** Source information follows **

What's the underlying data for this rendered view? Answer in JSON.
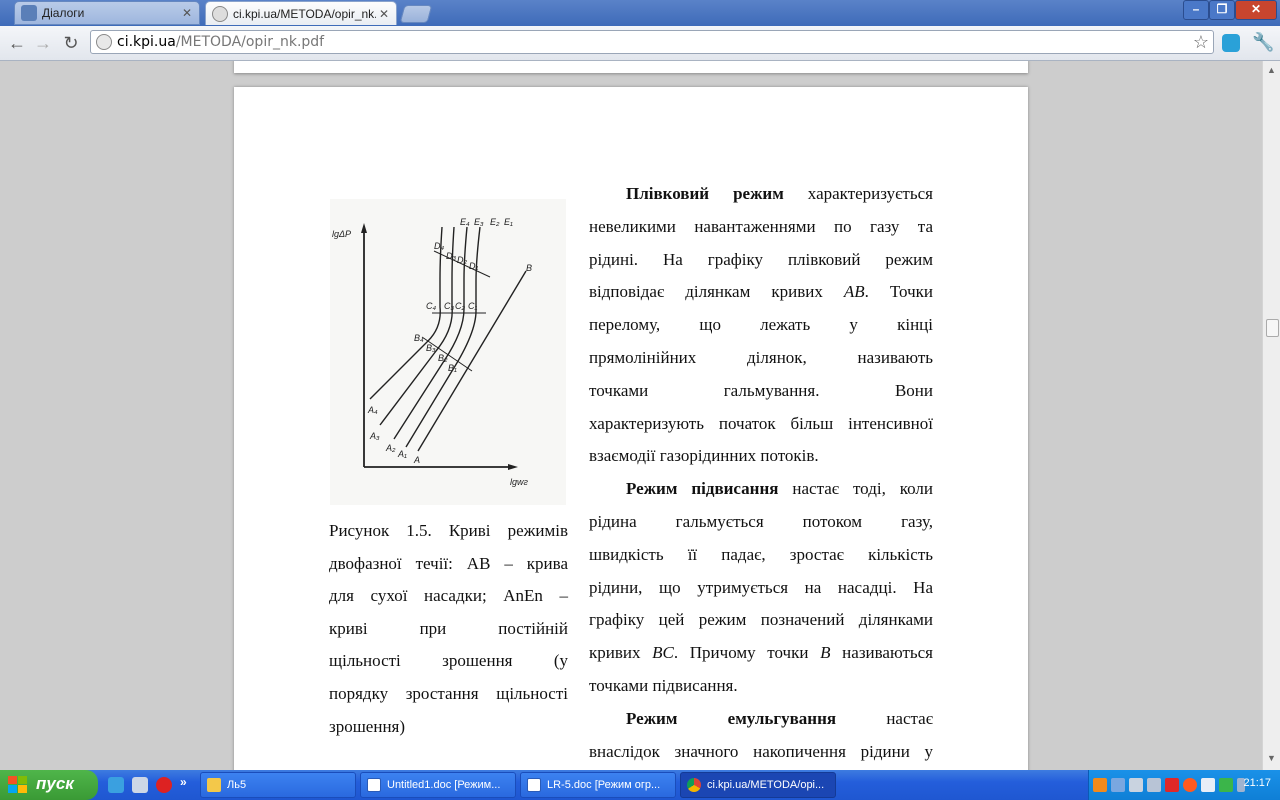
{
  "browser": {
    "tabs": [
      {
        "title": "Діалоги",
        "active": false
      },
      {
        "title": "ci.kpi.ua/METODA/opir_nk.pdf",
        "active": true
      }
    ],
    "url_host": "ci.kpi.ua",
    "url_path": "/METODA/opir_nk.pdf"
  },
  "figure": {
    "y_axis_label": "lgΔP",
    "x_axis_label": "lgwг",
    "labels": {
      "E4": "E₄",
      "E3": "E₃",
      "E2": "E₂",
      "E1": "E₁",
      "D4": "D₄",
      "D3": "D₃",
      "D2": "D₂",
      "D1": "D₁",
      "C4": "C₄",
      "C3": "C₃",
      "C2": "C₂",
      "C1": "C₁",
      "B4": "B₄",
      "B3": "B₃",
      "B2": "B₂",
      "B1": "B₁",
      "A4": "A₄",
      "A3": "A₃",
      "A2": "A₂",
      "A1": "A₁",
      "A": "A",
      "B": "B"
    }
  },
  "caption": [
    "Рисунок 1.5. Криві режимів",
    "двофазної течії: AB – крива",
    "для сухої насадки; AnEn –",
    "криві при постійній",
    "щільності зрошення (у",
    "порядку зростання щільності",
    "зрошення)"
  ],
  "text": {
    "p1_bold": "Плівковий режим",
    "p1_l1": " характеризується",
    "p1_l2": "невеликими навантаженнями по газу та",
    "p1_l3": "рідині. На графіку плівковий режим",
    "p1_l4a": "відповідає ділянкам кривих ",
    "p1_l4i": "AB",
    "p1_l4b": ". Точки",
    "p1_l5": "перелому, що лежать у кінці",
    "p1_l6": "прямолінійних ділянок, називають",
    "p1_l7": "точками гальмування. Вони",
    "p1_l8": "характеризують початок більш інтенсивної",
    "p1_l9": "взаємодії газорідинних потоків.",
    "p2_bold": "Режим підвисання",
    "p2_l1": " настає тоді, коли",
    "p2_l2": "рідина гальмується потоком газу,",
    "p2_l3": "швидкість її падає, зростає кількість",
    "p2_l4": "рідини, що утримується на насадці. На",
    "p2_l5": "графіку цей режим позначений ділянками",
    "p2_l6a": "кривих ",
    "p2_l6i": "BC",
    "p2_l6b": ". Причому точки ",
    "p2_l6i2": "B",
    "p2_l6c": " називаються",
    "p2_l7": "точками підвисання.",
    "p3_bold": "Режим емульгування",
    "p3_l1": " настає",
    "p3_l2": "внаслідок значного накопичення рідини у"
  },
  "taskbar": {
    "start": "пуск",
    "buttons": [
      {
        "label": "Ль5"
      },
      {
        "label": "Untitled1.doc [Режим..."
      },
      {
        "label": "LR-5.doc [Режим огр..."
      },
      {
        "label": "ci.kpi.ua/METODA/opi..."
      }
    ],
    "clock": "21:17"
  }
}
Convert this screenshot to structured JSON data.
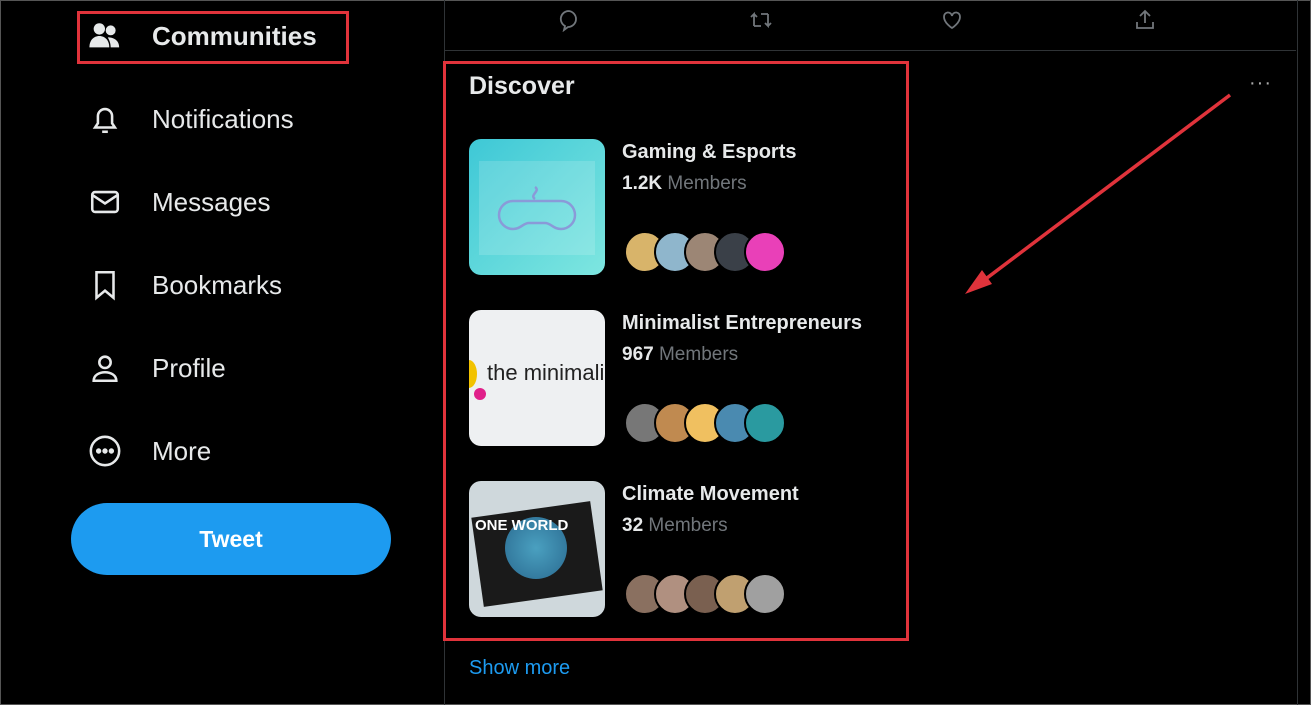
{
  "nav": {
    "items": [
      {
        "label": "Communities",
        "icon": "communities-icon"
      },
      {
        "label": "Notifications",
        "icon": "bell-icon"
      },
      {
        "label": "Messages",
        "icon": "envelope-icon"
      },
      {
        "label": "Bookmarks",
        "icon": "bookmark-icon"
      },
      {
        "label": "Profile",
        "icon": "person-icon"
      },
      {
        "label": "More",
        "icon": "more-circle-icon"
      }
    ],
    "tweet_label": "Tweet"
  },
  "discover": {
    "title": "Discover",
    "more": "···",
    "show_more": "Show more",
    "communities": [
      {
        "name": "Gaming & Esports",
        "count": "1.2K",
        "members_label": "Members"
      },
      {
        "name": "Minimalist Entrepreneurs",
        "count": "967",
        "members_label": "Members",
        "thumb_text": "the minimalist entrepreneur"
      },
      {
        "name": "Climate Movement",
        "count": "32",
        "members_label": "Members",
        "thumb_text": "ONE WORLD"
      }
    ]
  },
  "colors": {
    "accent": "#1d9bf0",
    "highlight": "#e0333b"
  }
}
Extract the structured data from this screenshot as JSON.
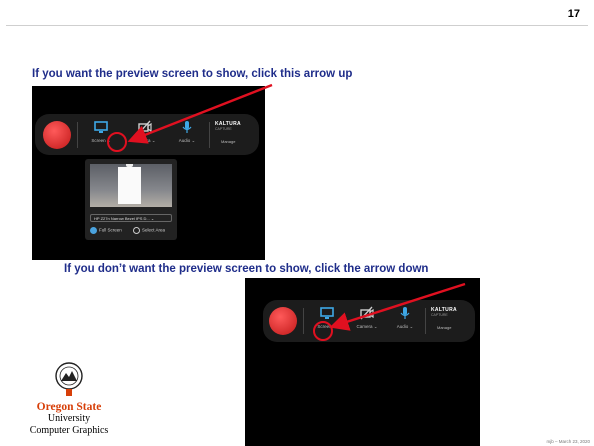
{
  "slide": {
    "page_number": "17",
    "instruction_up": "If you want the preview screen to show, click this arrow up",
    "instruction_down": "If you don’t want the preview screen to show, click the arrow down",
    "footer_note": "mjb – March 23, 2020"
  },
  "toolbar_top": {
    "screen_label": "Screen ⌄",
    "camera_label": "Camera ⌄",
    "audio_label": "Audio ⌄",
    "brand": "KALTURA",
    "brand_sub": "CAPTURE",
    "manage_label": "Manage"
  },
  "preview": {
    "monitor_select": "HP Z27n Narrow Bezel IPS D... ⌄",
    "option_full": "Full Screen",
    "option_area": "Select Area"
  },
  "toolbar_bottom": {
    "screen_label": "Screen ⌄",
    "camera_label": "Camera ⌄",
    "audio_label": "Audio ⌄",
    "brand": "KALTURA",
    "brand_sub": "CAPTURE",
    "manage_label": "Manage"
  },
  "logo": {
    "name": "Oregon State",
    "university": "University",
    "department": "Computer Graphics"
  },
  "colors": {
    "instruction_text": "#1f2d8a",
    "arrow": "#e01020",
    "osu_orange": "#d73f09"
  }
}
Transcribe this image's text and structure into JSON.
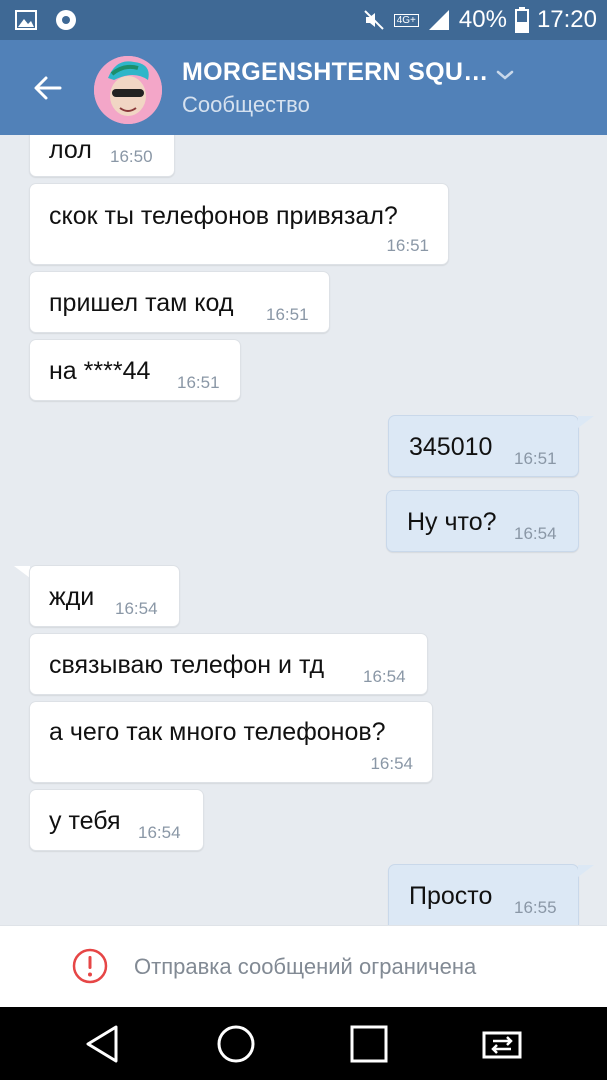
{
  "status_bar": {
    "battery": "40%",
    "time": "17:20",
    "network": "4G+",
    "icons": [
      "gallery-icon",
      "chrome-icon",
      "mute-icon",
      "signal-icon",
      "battery-icon"
    ]
  },
  "header": {
    "title": "MORGENSHTERN SQU…",
    "subtitle": "Сообщество",
    "icons": [
      "back-arrow-icon",
      "avatar",
      "chevron-down-icon"
    ]
  },
  "messages": [
    {
      "dir": "in",
      "text": "лол",
      "time": "16:50"
    },
    {
      "dir": "in",
      "text": "скок ты телефонов привязал?",
      "time": "16:51"
    },
    {
      "dir": "in",
      "text": "пришел там код",
      "time": "16:51"
    },
    {
      "dir": "in",
      "text": "на ****44",
      "time": "16:51"
    },
    {
      "dir": "out",
      "text": "345010",
      "time": "16:51"
    },
    {
      "dir": "out",
      "text": "Ну что?",
      "time": "16:54"
    },
    {
      "dir": "in",
      "text": "жди",
      "time": "16:54"
    },
    {
      "dir": "in",
      "text": "связываю телефон и тд",
      "time": "16:54"
    },
    {
      "dir": "in",
      "text": "а чего так много телефонов?",
      "time": "16:54"
    },
    {
      "dir": "in",
      "text": "у тебя",
      "time": "16:54"
    },
    {
      "dir": "out",
      "text": "Просто",
      "time": "16:55"
    }
  ],
  "restriction": {
    "text": "Отправка сообщений ограничена",
    "icon": "alert-circle-icon"
  },
  "nav": {
    "icons": [
      "back-triangle-icon",
      "home-circle-icon",
      "recents-square-icon",
      "switch-app-icon"
    ]
  },
  "colors": {
    "status_bar": "#3f6995",
    "header": "#5181b8",
    "chat_bg": "#e7ebf0",
    "incoming_bubble": "#ffffff",
    "outgoing_bubble": "#dce8f5",
    "alert": "#e64646"
  }
}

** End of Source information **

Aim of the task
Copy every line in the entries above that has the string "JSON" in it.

Exercise result
What's the underlying data for this rendered view? Answer in JSON.
Convert this screenshot to structured JSON data.
Extract the structured data from this screenshot as JSON.
Transcribe this image's text and structure into JSON.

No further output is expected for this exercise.